Assume that the column is a homogeneous circular cylinder with small cross sections loaded by its own weight. The free end of the column will bend away when its height exceeds a certain critical value. Let x=0 be at the top free end and x=L at the base (assume the column is embedded in concrete).
diagram 1:Edwards Penny p.255
Let θ(x) be the angle between the tangent to the column at the arbitrary point x and the vertical, i.e. the angular deflection of the column.
Question 1. What other variables and constants do we need to consider? (See the appendix for a derivation of our basic equation (1). E=Young's modulus, I= moment of inertia of column, ρ is the linear density)

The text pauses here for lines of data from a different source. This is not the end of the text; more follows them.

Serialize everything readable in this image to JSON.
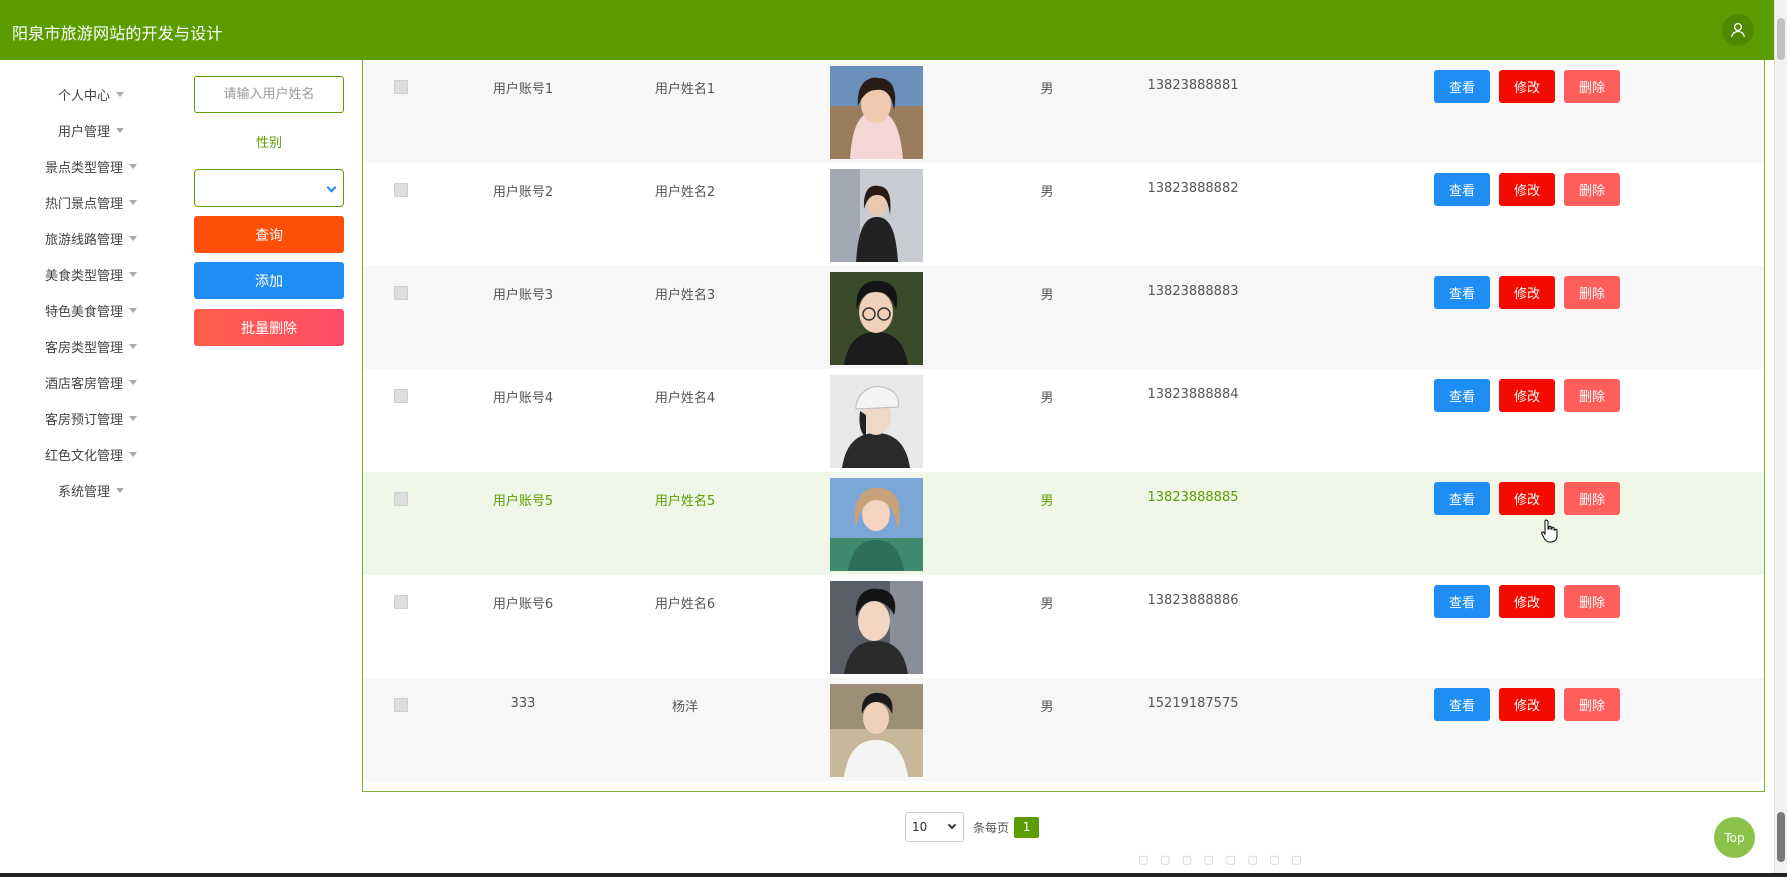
{
  "header": {
    "title": "阳泉市旅游网站的开发与设计",
    "user_icon": "user-icon"
  },
  "sidebar": {
    "items": [
      {
        "label": "个人中心"
      },
      {
        "label": "用户管理"
      },
      {
        "label": "景点类型管理"
      },
      {
        "label": "热门景点管理"
      },
      {
        "label": "旅游线路管理"
      },
      {
        "label": "美食类型管理"
      },
      {
        "label": "特色美食管理"
      },
      {
        "label": "客房类型管理"
      },
      {
        "label": "酒店客房管理"
      },
      {
        "label": "客房预订管理"
      },
      {
        "label": "红色文化管理"
      },
      {
        "label": "系统管理"
      }
    ]
  },
  "search": {
    "name_placeholder": "请输入用户姓名",
    "gender_label": "性别",
    "gender_value": "",
    "query_label": "查询",
    "add_label": "添加",
    "batch_delete_label": "批量删除"
  },
  "table": {
    "actions": {
      "view": "查看",
      "edit": "修改",
      "delete": "删除"
    },
    "rows": [
      {
        "account": "用户账号1",
        "name": "用户姓名1",
        "sex": "男",
        "phone": "13823888881",
        "photo": "photo-female-1"
      },
      {
        "account": "用户账号2",
        "name": "用户姓名2",
        "sex": "男",
        "phone": "13823888882",
        "photo": "photo-female-2"
      },
      {
        "account": "用户账号3",
        "name": "用户姓名3",
        "sex": "男",
        "phone": "13823888883",
        "photo": "photo-male-glasses"
      },
      {
        "account": "用户账号4",
        "name": "用户姓名4",
        "sex": "男",
        "phone": "13823888884",
        "photo": "photo-female-cap"
      },
      {
        "account": "用户账号5",
        "name": "用户姓名5",
        "sex": "男",
        "phone": "13823888885",
        "photo": "photo-female-3"
      },
      {
        "account": "用户账号6",
        "name": "用户姓名6",
        "sex": "男",
        "phone": "13823888886",
        "photo": "photo-male-2"
      },
      {
        "account": "333",
        "name": "杨洋",
        "sex": "男",
        "phone": "15219187575",
        "photo": "photo-male-3"
      }
    ]
  },
  "pagination": {
    "page_size": "10",
    "per_page_label": "条每页",
    "current_page": "1"
  },
  "top_button": {
    "label": "Top"
  },
  "colors": {
    "brand": "#5b9d00",
    "query": "#ff4f08",
    "add": "#1e8ef5",
    "edit": "#f40b00",
    "delete": "#ff5f5a"
  }
}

Question 2. Evaluate γ^{2} E=Young's modulus =2.8x10^{7 }lb/in^{2} for a steel column. I=moment of inertia of a circular disk= .25π r^{4}. ρ=δA, so g ρ=gδA, A is the cross sectional area. Take gδ=.28 lb/in^{3}. Put this into your answer to question 4 to find the "buckling point" or critical height of a flagpole of diameter 1 in.
Question 3. Transform the differential equation (1) to a Bessel differential equation by first using the substitution z=γ^{2/3}x to obtain the differential equation θ''+z θ=0 and then make the substitution θ(z)=u(t)z^{1/2} where t=^{2}/_{3}z^{3/2}. Be careful in using the chain rule. You should get the Bessel differential equation : t^{2}u''+tu'+(t^{2}- 1/9)u=0. Show that the solution to our problem in terms of the Bessel function would be the zeros of J_{-1/3} (2/3 γx^{3/2})

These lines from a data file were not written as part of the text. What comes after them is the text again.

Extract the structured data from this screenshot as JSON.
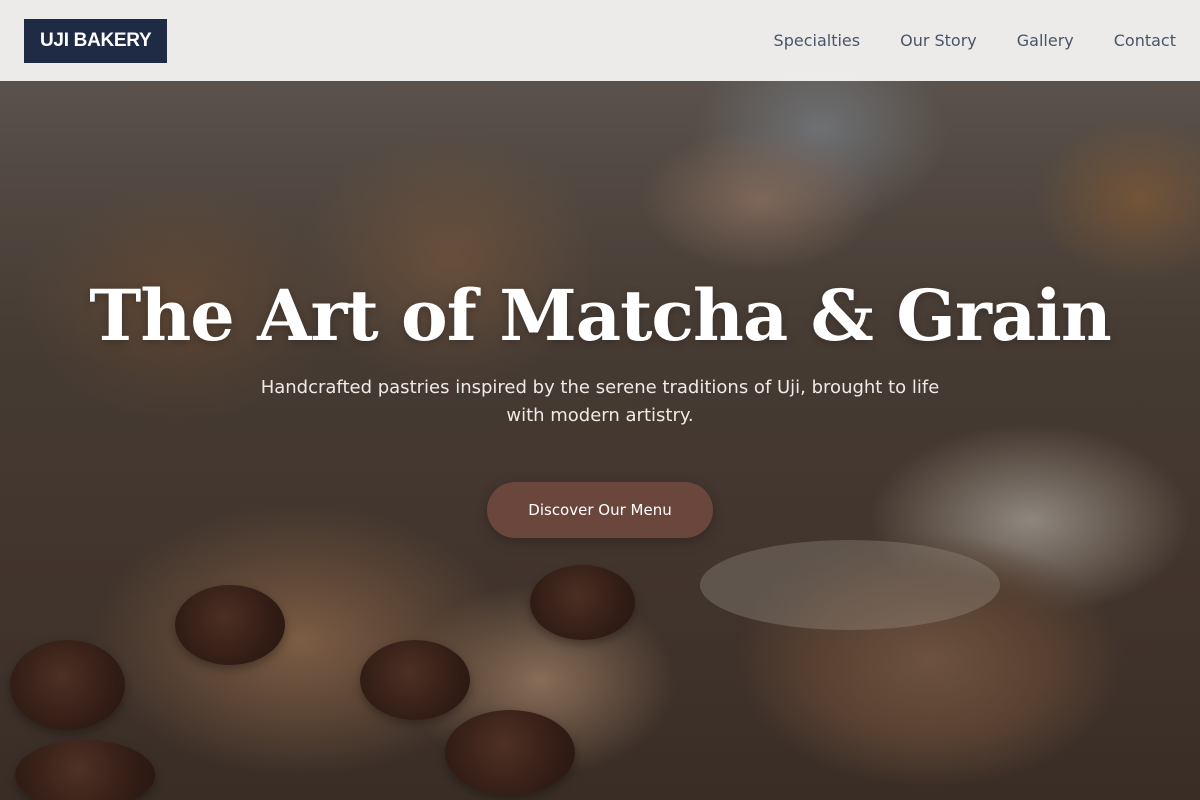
{
  "brand": {
    "logo_text": "UJI BAKERY"
  },
  "nav": {
    "links": [
      {
        "label": "Specialties"
      },
      {
        "label": "Our Story"
      },
      {
        "label": "Gallery"
      },
      {
        "label": "Contact"
      }
    ]
  },
  "hero": {
    "title": "The Art of Matcha & Grain",
    "subtitle": "Handcrafted pastries inspired by the serene traditions of Uji, brought to life with modern artistry.",
    "cta_label": "Discover Our Menu",
    "background_image": "bakery-pastries-photo"
  },
  "colors": {
    "logo_bg": "#1f2a44",
    "nav_text": "#4a5468",
    "cta_bg": "#6a463c"
  }
}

Use Maple (or any other CAS) software to find roots of approximate equation for critical height in Question 2 and to find the zero of the Bessel's function in Question 6. Explain the discrepancy between critical height found in Qiestion2 and Question3.

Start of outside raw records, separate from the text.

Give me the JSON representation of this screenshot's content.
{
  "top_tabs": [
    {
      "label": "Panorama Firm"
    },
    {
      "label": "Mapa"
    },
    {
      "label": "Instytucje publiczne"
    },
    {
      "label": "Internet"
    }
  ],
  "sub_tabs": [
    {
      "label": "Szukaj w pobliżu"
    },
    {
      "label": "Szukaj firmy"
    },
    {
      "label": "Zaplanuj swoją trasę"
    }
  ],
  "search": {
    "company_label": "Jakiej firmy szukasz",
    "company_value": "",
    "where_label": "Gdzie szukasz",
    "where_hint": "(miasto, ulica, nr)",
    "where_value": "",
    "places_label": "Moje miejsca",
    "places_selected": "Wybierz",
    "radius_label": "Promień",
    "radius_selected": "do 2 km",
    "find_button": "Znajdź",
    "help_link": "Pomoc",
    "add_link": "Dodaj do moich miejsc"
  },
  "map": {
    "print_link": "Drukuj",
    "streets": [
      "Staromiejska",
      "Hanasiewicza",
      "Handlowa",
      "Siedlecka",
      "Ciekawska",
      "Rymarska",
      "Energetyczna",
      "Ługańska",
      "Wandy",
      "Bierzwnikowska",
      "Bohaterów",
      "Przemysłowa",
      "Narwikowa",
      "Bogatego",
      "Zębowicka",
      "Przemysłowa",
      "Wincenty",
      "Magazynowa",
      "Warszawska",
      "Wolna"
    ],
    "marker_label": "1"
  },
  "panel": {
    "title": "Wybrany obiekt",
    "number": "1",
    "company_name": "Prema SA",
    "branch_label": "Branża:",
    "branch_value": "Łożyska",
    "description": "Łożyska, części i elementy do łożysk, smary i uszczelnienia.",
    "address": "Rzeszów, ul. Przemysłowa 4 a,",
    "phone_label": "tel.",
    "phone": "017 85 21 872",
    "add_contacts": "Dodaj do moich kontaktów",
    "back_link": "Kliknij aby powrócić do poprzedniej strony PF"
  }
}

In Maple use the following commands:
> plot(BesselJ(-1/3,x),x=0..16);
> r1:=RootOf(BesselJ(-1/3,x)=0,x,2);
> h:=solve((2/3)*gam*x^(3/2)=r1,x);